In the spring of 1891, merchants R.L. Stringfellow and H.E. Hume of nearby Estacado founded the town of Emma, named in honor of Stringfellow's future wife, Emma Savior (or Sevall). The two men organized a general store and laid out the townsite, which opened with a picnic and town lots sale.
In the fall of that year, the county seat was moved from Estacado to Emma; residents dismantled the Estacado courthouse and moved it piece by piece to its new site on Emma's town square. Along with the courthouse came many of Estacado's businesses, including the Crosby County News, edited by J.W. Murray. Land speculators, including Julian Bassett of C.B. Livestock Co. and John R. Ralls, founder of the town of Ralls, also came to the area.
During the next two decades, Emma experienced a boom. By 1910, the town had several hundred residents, supporting a post office, the Meyer Hotel and a school. That year, however, the South Plains Railroad bypassed the community by approximately five miles, traveling from Lubbock to Crosbyton. Later, Ralls became an additional stop along the railway. County residents voted in a disputed election to move the county seat to Crosbyton. Soon most of Emma's residences and businesses were moved to Crosbyton and Ralls; the old courthouse was hauled to Cedric, where it served as housing and was eventually

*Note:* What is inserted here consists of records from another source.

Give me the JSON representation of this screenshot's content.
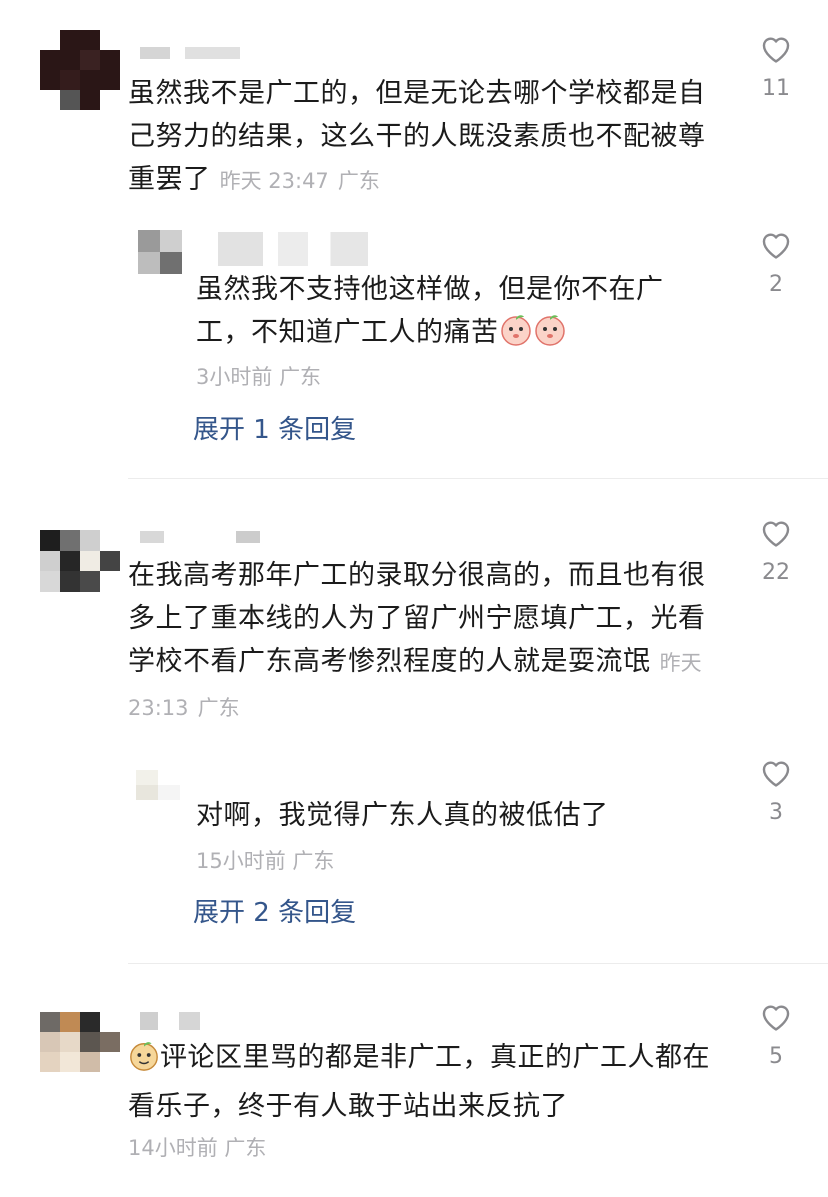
{
  "comments": [
    {
      "text": "虽然我不是广工的，但是无论去哪个学校都是自己努力的结果，这么干的人既没素质也不配被尊重罢了",
      "time": "昨天 23:47",
      "location": "广东",
      "likes": "11",
      "replies": [
        {
          "text": "虽然我不支持他这样做，但是你不在广工，不知道广工人的痛苦",
          "time": "3小时前",
          "location": "广东",
          "likes": "2"
        }
      ],
      "expand_label": "展开 1 条回复"
    },
    {
      "text": "在我高考那年广工的录取分很高的，而且也有很多上了重本线的人为了留广州宁愿填广工，光看学校不看广东高考惨烈程度的人就是耍流氓",
      "time": "昨天 23:13",
      "location": "广东",
      "likes": "22",
      "replies": [
        {
          "text": "对啊，我觉得广东人真的被低估了",
          "time": "15小时前",
          "location": "广东",
          "likes": "3"
        }
      ],
      "expand_label": "展开 2 条回复"
    },
    {
      "text": "评论区里骂的都是非广工，真正的广工人都在看乐子，终于有人敢于站出来反抗了",
      "time": "14小时前",
      "location": "广东",
      "likes": "5"
    }
  ],
  "icons": {
    "like": "heart-outline-icon",
    "emoji": "peach-emoji-icon"
  },
  "colors": {
    "text": "#1b1b1b",
    "meta": "#b0b0b4",
    "link": "#34568b"
  }
}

Although the area around Emma is still agricultural, the former county seat quickly became a ghost town as residents moved to other communities. Today, the Emma Cemetery is the only remaining link to the men and women who once inhabited the town.